Wednesday, March 7, 2012

welcome aboard



for years i think it was a mixture of wariness and dread—a mild dread, but dread nonetheless—yes, those two things, that affected my whole notion of cruise on a monolithic cruise ship.

i was uncomfortable with the thought of being stuck onboard a vessel hundreds of miles out on the ocean with 2000 strangers. i was unnerved by what i perceived in my own (mostly imagined) version of the cruising demographic (mostly based on food orgies, attire, and level of drunkenness, instead of the usual age, sex, and income level): vacant-eyed, rum-guzzling gamblers under the hypnotic spell of slot machines and blackjack tables, white-haired folks (god love 'em cuz i'll be one soon enough) with tall white sport socks rising stoically out of tidy white sneakers (white hair is fine but, dammit, i refuse to put on this footwear as part of my twilight years fashion ensemble), people whose pot bellies tried to remain politely contained but instead willfully cascaded over high-waisted pants, and those travelers with a kooky love for nonstop eating in general and ice-sculpture brunch buffets in particular.
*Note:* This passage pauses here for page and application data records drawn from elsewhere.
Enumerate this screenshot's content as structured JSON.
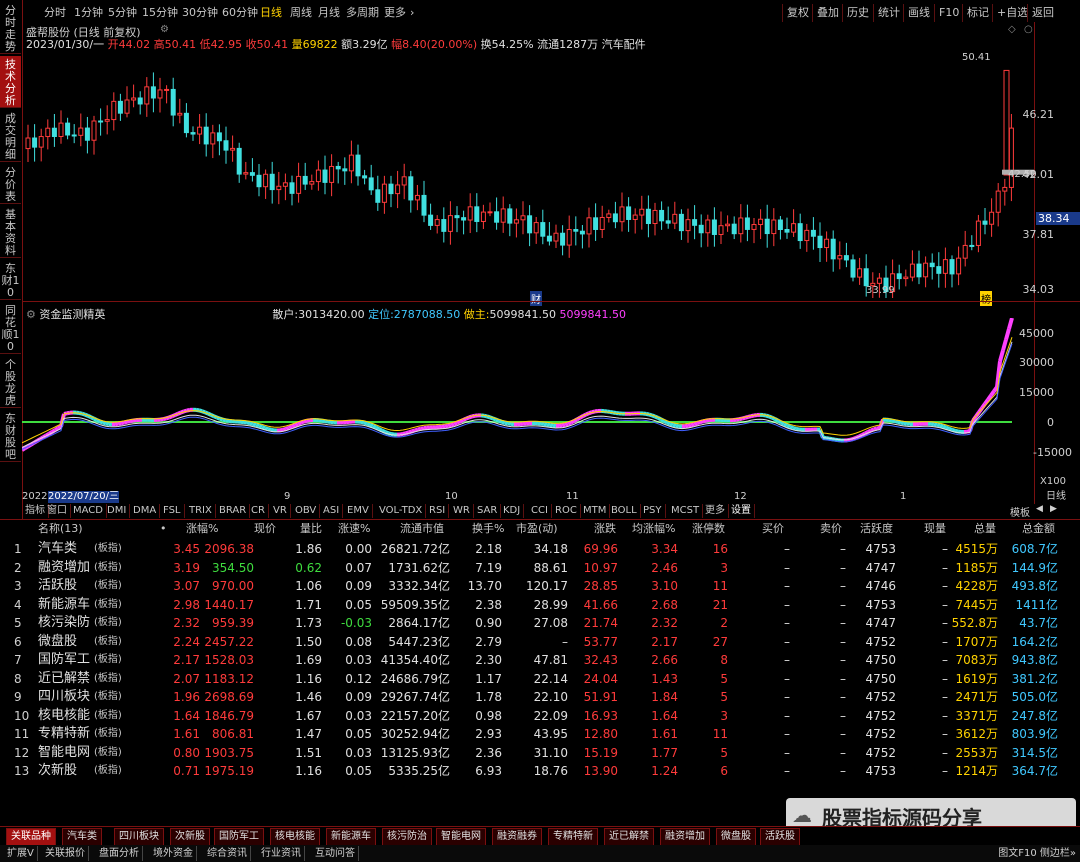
{
  "left_tabs": [
    "分时走势",
    "技术分析",
    "成交明细",
    "分价表",
    "基本资料",
    "东财10",
    "同花顺10",
    "个股龙虎",
    "东财股吧"
  ],
  "toolbar": {
    "periods": [
      "分时",
      "1分钟",
      "5分钟",
      "15分钟",
      "30分钟",
      "60分钟",
      "日线",
      "周线",
      "月线",
      "多周期",
      "更多"
    ],
    "active_period": "日线",
    "right": [
      "复权",
      "叠加",
      "历史",
      "统计",
      "画线",
      "F10",
      "标记",
      "+自选",
      "返回"
    ]
  },
  "stock": {
    "name_line": "盛帮股份 (日线 前复权)",
    "date": "2023/01/30/一",
    "open_label": "开",
    "open": "44.02",
    "high_label": "高",
    "high": "50.41",
    "low_label": "低",
    "low": "42.95",
    "close_label": "收",
    "close": "50.41",
    "vol_label": "量",
    "vol": "69822",
    "amount_label": "额",
    "amount": "3.29亿",
    "range_label": "幅",
    "range": "8.40(20.00%)",
    "turnover": "换54.25%",
    "float": "流通1287万",
    "sector": "汽车配件"
  },
  "price_axis": {
    "labels": [
      "46.21",
      "42.01",
      "37.81",
      "34.03"
    ],
    "current": "38.34",
    "peak": "50.41",
    "mark_low": "33.99",
    "mark_now": "42.50"
  },
  "event_markers": [
    "财",
    "榜"
  ],
  "indicator": {
    "name": "资金监测精英",
    "line1_label": "散户:",
    "line1": "3013420.00",
    "line2_label": "定位:",
    "line2": "2787088.50",
    "line3_label": "做主:",
    "line3": "5099841.50",
    "line4": "5099841.50",
    "axis": [
      "45000",
      "30000",
      "15000",
      "0",
      "-15000"
    ],
    "scale": "X100"
  },
  "date_axis": [
    "2022",
    "2022/07/20/三",
    "9",
    "10",
    "11",
    "12",
    "1",
    "日线"
  ],
  "indicator_tabs": [
    "指标",
    "窗口",
    "MACD",
    "DMI",
    "DMA",
    "FSL",
    "TRIX",
    "BRAR",
    "CR",
    "VR",
    "OBV",
    "ASI",
    "EMV",
    "VOL-TDX",
    "RSI",
    "WR",
    "SAR",
    "KDJ",
    "CCI",
    "ROC",
    "MTM",
    "BOLL",
    "PSY",
    "MCST",
    "更多",
    "设置"
  ],
  "template_label": "模板",
  "table": {
    "headers": [
      "名称(13)",
      "•",
      "涨幅%",
      "现价",
      "量比",
      "涨速%",
      "流通市值",
      "换手%",
      "市盈(动)",
      "涨跌",
      "均涨幅%",
      "涨停数",
      "买价",
      "卖价",
      "活跃度",
      "现量",
      "总量",
      "总金额"
    ],
    "rows": [
      [
        "1",
        "汽车类",
        "(板指)",
        "3.45",
        "2096.38",
        "1.86",
        "0.00",
        "26821.72亿",
        "2.18",
        "34.18",
        "69.96",
        "3.34",
        "16",
        "–",
        "–",
        "4753",
        "–",
        "4515万",
        "608.7亿"
      ],
      [
        "2",
        "融资增加",
        "(板指)",
        "3.19",
        "354.50",
        "0.62",
        "0.07",
        "1731.62亿",
        "7.19",
        "88.61",
        "10.97",
        "2.46",
        "3",
        "–",
        "–",
        "4747",
        "–",
        "1185万",
        "144.9亿"
      ],
      [
        "3",
        "活跃股",
        "(板指)",
        "3.07",
        "970.00",
        "1.06",
        "0.09",
        "3332.34亿",
        "13.70",
        "120.17",
        "28.85",
        "3.10",
        "11",
        "–",
        "–",
        "4746",
        "–",
        "4228万",
        "493.8亿"
      ],
      [
        "4",
        "新能源车",
        "(板指)",
        "2.98",
        "1440.17",
        "1.71",
        "0.05",
        "59509.35亿",
        "2.38",
        "28.99",
        "41.66",
        "2.68",
        "21",
        "–",
        "–",
        "4753",
        "–",
        "7445万",
        "1411亿"
      ],
      [
        "5",
        "核污染防",
        "(板指)",
        "2.32",
        "959.39",
        "1.73",
        "-0.03",
        "2864.17亿",
        "0.90",
        "27.08",
        "21.74",
        "2.32",
        "2",
        "–",
        "–",
        "4747",
        "–",
        "552.8万",
        "43.7亿"
      ],
      [
        "6",
        "微盘股",
        "(板指)",
        "2.24",
        "2457.22",
        "1.50",
        "0.08",
        "5447.23亿",
        "2.79",
        "–",
        "53.77",
        "2.17",
        "27",
        "–",
        "–",
        "4752",
        "–",
        "1707万",
        "164.2亿"
      ],
      [
        "7",
        "国防军工",
        "(板指)",
        "2.17",
        "1528.03",
        "1.69",
        "0.03",
        "41354.40亿",
        "2.30",
        "47.81",
        "32.43",
        "2.66",
        "8",
        "–",
        "–",
        "4750",
        "–",
        "7083万",
        "943.8亿"
      ],
      [
        "8",
        "近已解禁",
        "(板指)",
        "2.07",
        "1183.12",
        "1.16",
        "0.12",
        "24686.79亿",
        "1.17",
        "22.14",
        "24.04",
        "1.43",
        "5",
        "–",
        "–",
        "4750",
        "–",
        "1619万",
        "381.2亿"
      ],
      [
        "9",
        "四川板块",
        "(板指)",
        "1.96",
        "2698.69",
        "1.46",
        "0.09",
        "29267.74亿",
        "1.78",
        "22.10",
        "51.91",
        "1.84",
        "5",
        "–",
        "–",
        "4752",
        "–",
        "2471万",
        "505.0亿"
      ],
      [
        "10",
        "核电核能",
        "(板指)",
        "1.64",
        "1846.79",
        "1.67",
        "0.03",
        "22157.20亿",
        "0.98",
        "22.09",
        "16.93",
        "1.64",
        "3",
        "–",
        "–",
        "4752",
        "–",
        "3371万",
        "247.8亿"
      ],
      [
        "11",
        "专精特新",
        "(板指)",
        "1.61",
        "806.81",
        "1.47",
        "0.05",
        "30252.94亿",
        "2.93",
        "43.95",
        "12.80",
        "1.61",
        "11",
        "–",
        "–",
        "4752",
        "–",
        "3612万",
        "803.9亿"
      ],
      [
        "12",
        "智能电网",
        "(板指)",
        "0.80",
        "1903.75",
        "1.51",
        "0.03",
        "13125.93亿",
        "2.36",
        "31.10",
        "15.19",
        "1.77",
        "5",
        "–",
        "–",
        "4752",
        "–",
        "2553万",
        "314.5亿"
      ],
      [
        "13",
        "次新股",
        "(板指)",
        "0.71",
        "1975.19",
        "1.16",
        "0.05",
        "5335.25亿",
        "6.93",
        "18.76",
        "13.90",
        "1.24",
        "6",
        "–",
        "–",
        "4753",
        "–",
        "1214万",
        "364.7亿"
      ]
    ]
  },
  "footer_tabs": [
    "关联品种",
    "汽车类",
    "四川板块",
    "次新股",
    "国防军工",
    "核电核能",
    "新能源车",
    "核污防治",
    "智能电网",
    "融资融券",
    "专精特新",
    "近已解禁",
    "融资增加",
    "微盘股",
    "活跃股"
  ],
  "footer2": [
    "扩展V",
    "关联报价",
    "盘面分析",
    "境外资金",
    "综合资讯",
    "行业资讯",
    "互动问答"
  ],
  "footer2_right": "图文F10 侧边栏»",
  "watermark": "股票指标源码分享",
  "colors": {
    "up": "#ff3b3b",
    "down": "#40e0e0",
    "accent": "#ffd200",
    "volume": "#ffd200",
    "border": "#7a1010"
  }
}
it all started last year. we bid on a cruise at a charity auction, never really intending to be the highest bidder, only meaning to have some fun and to raise money for a good cause, but then, before i knew exactly what was happening, the auctioneer called out "SOLD" and pointed in our direction. it was a done deal.

suddenly i was going on a cruise to the caribbean.
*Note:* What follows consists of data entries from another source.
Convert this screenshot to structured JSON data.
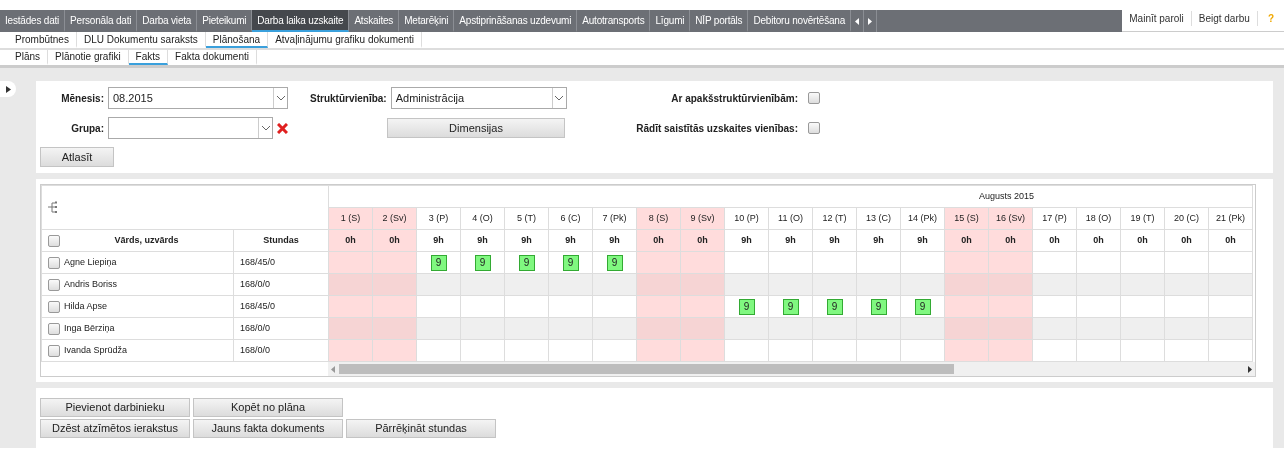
{
  "main_nav": {
    "tabs": [
      {
        "label": "Iestādes dati",
        "selected": false
      },
      {
        "label": "Personāla dati",
        "selected": false
      },
      {
        "label": "Darba vieta",
        "selected": false
      },
      {
        "label": "Pieteikumi",
        "selected": false
      },
      {
        "label": "Darba laika uzskaite",
        "selected": true
      },
      {
        "label": "Atskaites",
        "selected": false
      },
      {
        "label": "Metarēķini",
        "selected": false
      },
      {
        "label": "Apstiprināšanas uzdevumi",
        "selected": false
      },
      {
        "label": "Autotransports",
        "selected": false
      },
      {
        "label": "Līgumi",
        "selected": false
      },
      {
        "label": "NĪP portāls",
        "selected": false
      },
      {
        "label": "Debitoru novērtēšana",
        "selected": false
      }
    ],
    "user_links": [
      "Mainīt paroli",
      "Beigt darbu"
    ],
    "help": "?"
  },
  "sub_tabs": [
    {
      "label": "Prombūtnes",
      "selected": false
    },
    {
      "label": "DLU Dokumentu saraksts",
      "selected": false
    },
    {
      "label": "Plānošana",
      "selected": true
    },
    {
      "label": "Atvaļinājumu grafiku dokumenti",
      "selected": false
    }
  ],
  "sub_sub_tabs": [
    {
      "label": "Plāns",
      "selected": false
    },
    {
      "label": "Plānotie grafiki",
      "selected": false
    },
    {
      "label": "Fakts",
      "selected": true
    },
    {
      "label": "Fakta dokumenti",
      "selected": false
    }
  ],
  "filters": {
    "month": {
      "label": "Mēnesis:",
      "value": "08.2015"
    },
    "group": {
      "label": "Grupa:"
    },
    "structure": {
      "label": "Struktūrvienība:",
      "value": "Administrācija"
    },
    "dimensions_button": "Dimensijas",
    "options": [
      {
        "label": "Ar apakšstruktūrvienībām:",
        "checked": false
      },
      {
        "label": "Rādīt saistītās uzskaites vienības:",
        "checked": false
      }
    ],
    "select_button": "Atlasīt"
  },
  "grid": {
    "month": "Augusts 2015",
    "name_header": "Vārds, uzvārds",
    "hours_header": "Stundas",
    "select_all_checked": false,
    "days": [
      {
        "label": "1 (S)",
        "hours": "0h",
        "weekend": true
      },
      {
        "label": "2 (Sv)",
        "hours": "0h",
        "weekend": true
      },
      {
        "label": "3 (P)",
        "hours": "9h",
        "weekend": false
      },
      {
        "label": "4 (O)",
        "hours": "9h",
        "weekend": false
      },
      {
        "label": "5 (T)",
        "hours": "9h",
        "weekend": false
      },
      {
        "label": "6 (C)",
        "hours": "9h",
        "weekend": false
      },
      {
        "label": "7 (Pk)",
        "hours": "9h",
        "weekend": false
      },
      {
        "label": "8 (S)",
        "hours": "0h",
        "weekend": true
      },
      {
        "label": "9 (Sv)",
        "hours": "0h",
        "weekend": true
      },
      {
        "label": "10 (P)",
        "hours": "9h",
        "weekend": false
      },
      {
        "label": "11 (O)",
        "hours": "9h",
        "weekend": false
      },
      {
        "label": "12 (T)",
        "hours": "9h",
        "weekend": false
      },
      {
        "label": "13 (C)",
        "hours": "9h",
        "weekend": false
      },
      {
        "label": "14 (Pk)",
        "hours": "9h",
        "weekend": false
      },
      {
        "label": "15 (S)",
        "hours": "0h",
        "weekend": true
      },
      {
        "label": "16 (Sv)",
        "hours": "0h",
        "weekend": true
      },
      {
        "label": "17 (P)",
        "hours": "0h",
        "weekend": false
      },
      {
        "label": "18 (O)",
        "hours": "0h",
        "weekend": false
      },
      {
        "label": "19 (T)",
        "hours": "0h",
        "weekend": false
      },
      {
        "label": "20 (C)",
        "hours": "0h",
        "weekend": false
      },
      {
        "label": "21 (Pk)",
        "hours": "0h",
        "weekend": false
      }
    ],
    "rows": [
      {
        "name": "Agne Liepiņa",
        "hours": "168/45/0",
        "checked": false,
        "cells": [
          null,
          null,
          "9",
          "9",
          "9",
          "9",
          "9",
          null,
          null,
          null,
          null,
          null,
          null,
          null,
          null,
          null,
          null,
          null,
          null,
          null,
          null
        ]
      },
      {
        "name": "Andris Boriss",
        "hours": "168/0/0",
        "checked": false,
        "cells": [
          null,
          null,
          null,
          null,
          null,
          null,
          null,
          null,
          null,
          null,
          null,
          null,
          null,
          null,
          null,
          null,
          null,
          null,
          null,
          null,
          null
        ]
      },
      {
        "name": "Hilda Apse",
        "hours": "168/45/0",
        "checked": false,
        "cells": [
          null,
          null,
          null,
          null,
          null,
          null,
          null,
          null,
          null,
          "9",
          "9",
          "9",
          "9",
          "9",
          null,
          null,
          null,
          null,
          null,
          null,
          null
        ]
      },
      {
        "name": "Inga Bērziņa",
        "hours": "168/0/0",
        "checked": false,
        "cells": [
          null,
          null,
          null,
          null,
          null,
          null,
          null,
          null,
          null,
          null,
          null,
          null,
          null,
          null,
          null,
          null,
          null,
          null,
          null,
          null,
          null
        ]
      },
      {
        "name": "Ivanda Sprūdža",
        "hours": "168/0/0",
        "checked": false,
        "cells": [
          null,
          null,
          null,
          null,
          null,
          null,
          null,
          null,
          null,
          null,
          null,
          null,
          null,
          null,
          null,
          null,
          null,
          null,
          null,
          null,
          null
        ]
      }
    ]
  },
  "actions": [
    [
      "Pievienot darbinieku",
      "Kopēt no plāna"
    ],
    [
      "Dzēst atzīmētos ierakstus",
      "Jauns fakta dokuments",
      "Pārrēķināt stundas"
    ]
  ]
}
i know that most people would jump at the chance to sail in the warm turquoise waters past cuba and around jamaica and the grand cayman islands, and i know, had i written this before i left, that if i had told you that as the date of our embarkation approached i began to get a little nervous, you would have said to yourselves as you read this how can she be such an ungrateful wretch? she should stop being ridiculous and just have a good time.
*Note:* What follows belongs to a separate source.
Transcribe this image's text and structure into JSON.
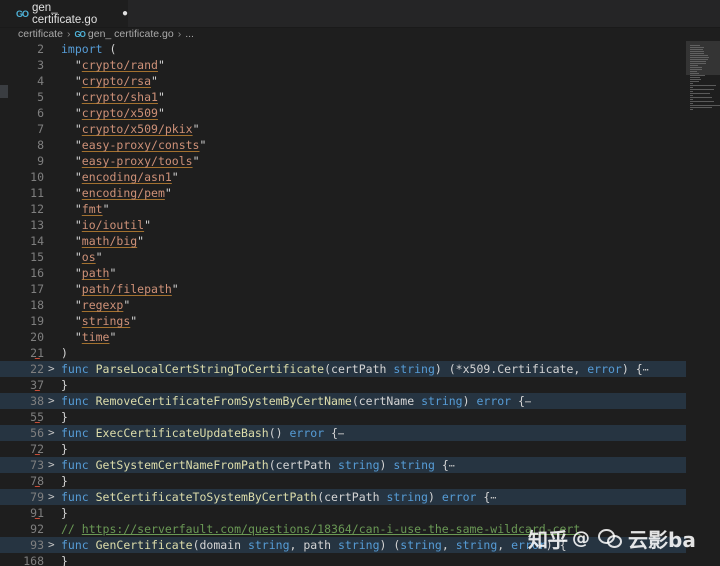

exactly. i could hear you saying those words, i had a premonition about those words, so that's what i did. i listened to you. i went on a cruise and had a good time, just like you said, and i lived to tell my tale.

but before i go and have that good time that i'll tell you about soon (let's pretend it's still a few weeks ago), i have to get something off my chest, so to speak. i must confess something embarrassing to you, the real reason i balked at going on a cruise all along. confession #1: i hate crowds. i'm talking about the kind of crowds at the mall on a rainy saturday (you'll never find me there), the crowds in subways during rush hour, the crowds in touristy gathering spots like times square on new years eve (nor there either) and the all-day crowds on the piazza del campo in sienna (i survived), and the kind of crowds i envisioned on a giant cruise ship. confession #2: it's embarrassing, but i can get physically ill in dense, surging masses of humanity that press against me—my skins crawls, my palms start to sweat, my heart races, i feel headachy, nauseous and dizzy.

there. i've said it. i feel so much better now that i've unburdened myself.

as it turns out, i needn't have been concerned about crowds in the first place. the ship was huge and obviously, obviously—look at how i can toss out that word "obviously"with confidence and reckless abandon now that i've returned—the 2000 people were easily dispersed over all that square footage on deck after deck after deck. only the pool area was mobbed, but even the pool was okay when gobs of people debarked for excursions in the ports of call.



we walked around in town and then jumped back on the tender hours before we were due to set sail again to take advantage of the uncrowded atmosphere, to relax and listen to the live steel drum music onboard.



and the real demographic of the cruise? a pleasant mix of older folks, those in the middle aged 45 to 60-ish (that's me in the middle of the middle age demographic), trendy young people, and families.

as for the conclusions i drew from my own unofficial demographic, i can sum them up easily enough—my fellow shipmates dressed very nicely. i didn't notice any long, white tube socks paired with white sneakers—no, not even on those glassy-eyed, vacantly-staring gamblers. i couldn't help observing, however, the extreme popularity of the over-the-top ice-sculpture brunch buffet as i walked from table to table laden with platters of mouth-watering goodies (i've never seen so many different salads, meats, fish and desserts in one place) and happily filled my own plate sky high.



it was a wonderful trip and the millennium is a beautiful ship.

~ i'm back on dry land again at home in freeport and i am shaking my head and wondering about my imagined fear of cruising. coming up: more on cruising—stuff you won't find in travel brochures.

2 comments:

Jayne said...

So you'd do it again, eh? Ha, given the recent cruise ship disasters, I'd be reticent, too. I have that same sense of dread when I travel by air, thus, if at all possible, I'll take a train before I hop on a flying bus.

So many of us feel the same way about crowds, too. Ugh. Braved one Boston/Bermuda cruise years ago, and it was quite nice. But not really my thing. But I don't think I'd take another, unless it could get me into Cuba. ;)

m said...

i don't know if i'd do it again—maybe on a small ship to the galapagos. your stateroom makes a difference—ours was aft, quiet, with a large deck with lounge chairs for reading....breakfast out there with cuba in the distance was great. i agree about cuba—i would love to go there. want to go with me if that's ever possible?